## Work item
Give the number of lines in the material below where the word "SEMUA" shows up, without anything else.

## Given records

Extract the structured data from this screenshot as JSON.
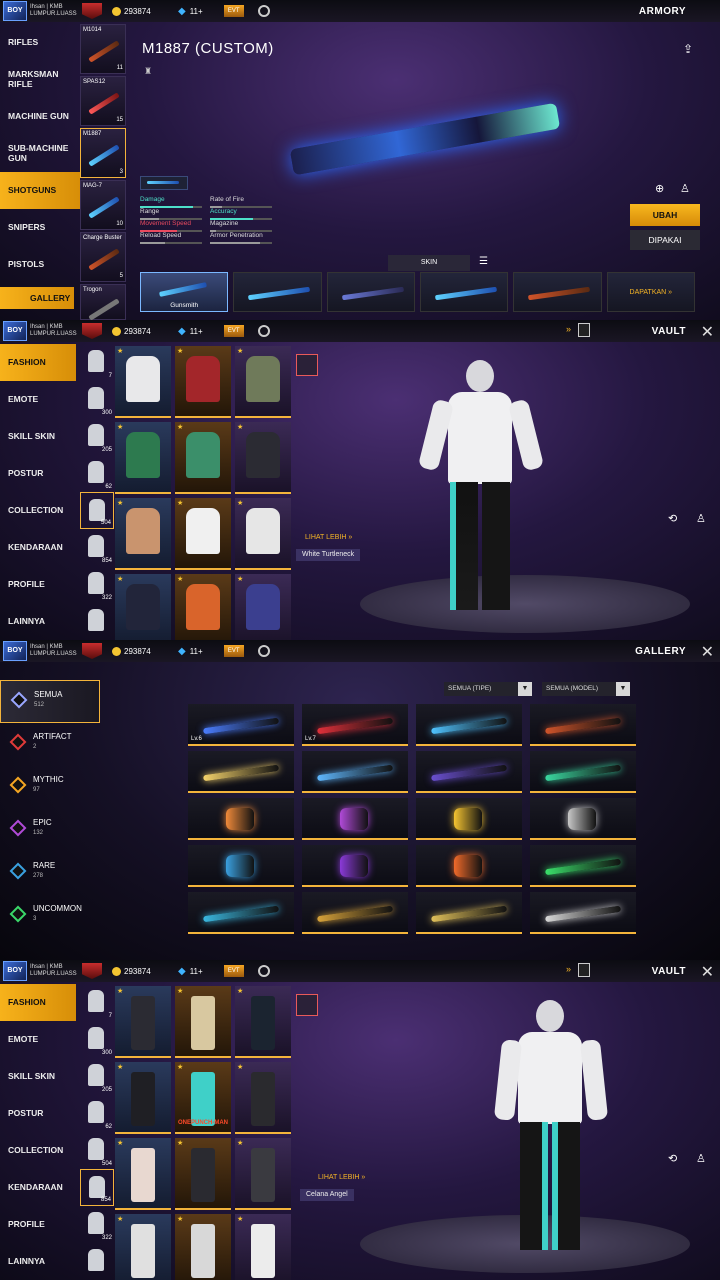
{
  "player": {
    "name": "Ihsan | KMB",
    "guild": "LUMPUR.LUASS",
    "gold": "293874",
    "diamonds": "11+",
    "avatar_text": "BOY",
    "event_badge": "EVT"
  },
  "armory": {
    "title": "ARMORY",
    "categories": [
      "RIFLES",
      "MARKSMAN RIFLE",
      "MACHINE GUN",
      "SUB-MACHINE GUN",
      "SHOTGUNS",
      "SNIPERS",
      "PISTOLS"
    ],
    "gallery_btn": "GALLERY",
    "weapons": [
      {
        "name": "M1014",
        "count": "11"
      },
      {
        "name": "SPAS12",
        "count": "15"
      },
      {
        "name": "M1887",
        "count": "3"
      },
      {
        "name": "MAG-7",
        "count": "10"
      },
      {
        "name": "Charge Buster",
        "count": "5"
      },
      {
        "name": "Trogon",
        "count": ""
      }
    ],
    "weapon_title": "M1887 (CUSTOM)",
    "stats": [
      {
        "name": "Damage",
        "val": 0.85,
        "color": "#4de0c9"
      },
      {
        "name": "Rate of Fire",
        "val": 0.2,
        "color": "#9a9a9a"
      },
      {
        "name": "Range",
        "val": 0.3,
        "color": "#9a9a9a"
      },
      {
        "name": "Accuracy",
        "val": 0.7,
        "color": "#4de0c9"
      },
      {
        "name": "Movement Speed",
        "val": 0.6,
        "color": "#e84a5f"
      },
      {
        "name": "Magazine",
        "val": 0.1,
        "color": "#9a9a9a"
      },
      {
        "name": "Reload Speed",
        "val": 0.4,
        "color": "#9a9a9a"
      },
      {
        "name": "Armor Penetration",
        "val": 0.8,
        "color": "#9a9a9a"
      }
    ],
    "ubah": "UBAH",
    "dipakai": "DIPAKAI",
    "skin_tab": "SKIN",
    "skins": [
      {
        "label": "Gunsmith"
      },
      {
        "label": ""
      },
      {
        "label": ""
      },
      {
        "label": ""
      },
      {
        "label": ""
      }
    ],
    "dapatkan": "DAPATKAN »"
  },
  "vault1": {
    "title": "VAULT",
    "categories": [
      "FASHION",
      "EMOTE",
      "SKILL SKIN",
      "POSTUR",
      "COLLECTION",
      "KENDARAAN",
      "PROFILE",
      "LAINNYA"
    ],
    "sub_counts": [
      "7",
      "300",
      "205",
      "62",
      "504",
      "854",
      "322",
      ""
    ],
    "lihat": "LIHAT LEBIH »",
    "item": "White Turtleneck",
    "cells": [
      {
        "c": "#e8e8ea"
      },
      {
        "c": "#a3262a"
      },
      {
        "c": "#6f7a5a"
      },
      {
        "c": "#2d7a4f"
      },
      {
        "c": "#3b8f6a"
      },
      {
        "c": "#2b2b33"
      },
      {
        "c": "#c9946e"
      },
      {
        "c": "#f0f0f0"
      },
      {
        "c": "#e6e6e6"
      },
      {
        "c": "#22253a"
      },
      {
        "c": "#d9642b"
      },
      {
        "c": "#3b3f8f"
      }
    ]
  },
  "gallery": {
    "title": "GALLERY",
    "filters": [
      {
        "label": "SEMUA",
        "count": "512",
        "color": "#9aa7ff"
      },
      {
        "label": "ARTIFACT",
        "count": "2",
        "color": "#e03a3a"
      },
      {
        "label": "MYTHIC",
        "count": "97",
        "color": "#f5a623"
      },
      {
        "label": "EPIC",
        "count": "132",
        "color": "#b04ad8"
      },
      {
        "label": "RARE",
        "count": "278",
        "color": "#3aa0e0"
      },
      {
        "label": "UNCOMMON",
        "count": "3",
        "color": "#3ad86a"
      }
    ],
    "dd1": "SEMUA (TIPE)",
    "dd2": "SEMUA (MODEL)",
    "items": [
      {
        "lv": "Lv.6",
        "c": "#4a7dff",
        "k": "ln"
      },
      {
        "lv": "Lv.7",
        "c": "#e0303a",
        "k": "ln"
      },
      {
        "lv": "",
        "c": "#4fc3ff",
        "k": "ln"
      },
      {
        "lv": "",
        "c": "#d0542a",
        "k": "ln"
      },
      {
        "lv": "",
        "c": "#f5d36b",
        "k": "ln"
      },
      {
        "lv": "",
        "c": "#5fb8ff",
        "k": "ln"
      },
      {
        "lv": "",
        "c": "#6a4fd0",
        "k": "ln"
      },
      {
        "lv": "",
        "c": "#3ad8a0",
        "k": "ln"
      },
      {
        "lv": "",
        "c": "#f08a3a",
        "k": "ob"
      },
      {
        "lv": "",
        "c": "#b04ad8",
        "k": "ob"
      },
      {
        "lv": "",
        "c": "#f5c431",
        "k": "ob"
      },
      {
        "lv": "",
        "c": "#c8c8c8",
        "k": "ob"
      },
      {
        "lv": "",
        "c": "#3aa0e0",
        "k": "ob"
      },
      {
        "lv": "",
        "c": "#8a3ad8",
        "k": "ob"
      },
      {
        "lv": "",
        "c": "#f06a2a",
        "k": "ob"
      },
      {
        "lv": "",
        "c": "#3ae06a",
        "k": "ln"
      },
      {
        "lv": "",
        "c": "#3ab8e0",
        "k": "ln"
      },
      {
        "lv": "",
        "c": "#d8a33a",
        "k": "ln"
      },
      {
        "lv": "",
        "c": "#e0c05a",
        "k": "ln"
      },
      {
        "lv": "",
        "c": "#d8d8d8",
        "k": "ln"
      }
    ]
  },
  "vault2": {
    "title": "VAULT",
    "categories": [
      "FASHION",
      "EMOTE",
      "SKILL SKIN",
      "POSTUR",
      "COLLECTION",
      "KENDARAAN",
      "PROFILE",
      "LAINNYA"
    ],
    "sub_counts": [
      "7",
      "300",
      "205",
      "62",
      "504",
      "854",
      "322",
      ""
    ],
    "lihat": "LIHAT LEBIH »",
    "item": "Celana Angel",
    "cell_label": "ONEPUNCH-MAN",
    "cells": [
      {
        "c": "#2b2b33"
      },
      {
        "c": "#d8c8a0"
      },
      {
        "c": "#1b2430"
      },
      {
        "c": "#1f1f24"
      },
      {
        "c": "#3fd0c8"
      },
      {
        "c": "#2a2a2e"
      },
      {
        "c": "#e8d8d0"
      },
      {
        "c": "#2a2a30"
      },
      {
        "c": "#3a3a40"
      },
      {
        "c": "#e0e0e0"
      },
      {
        "c": "#d8d8d8"
      },
      {
        "c": "#ececec"
      }
    ]
  }
}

## Your solution
3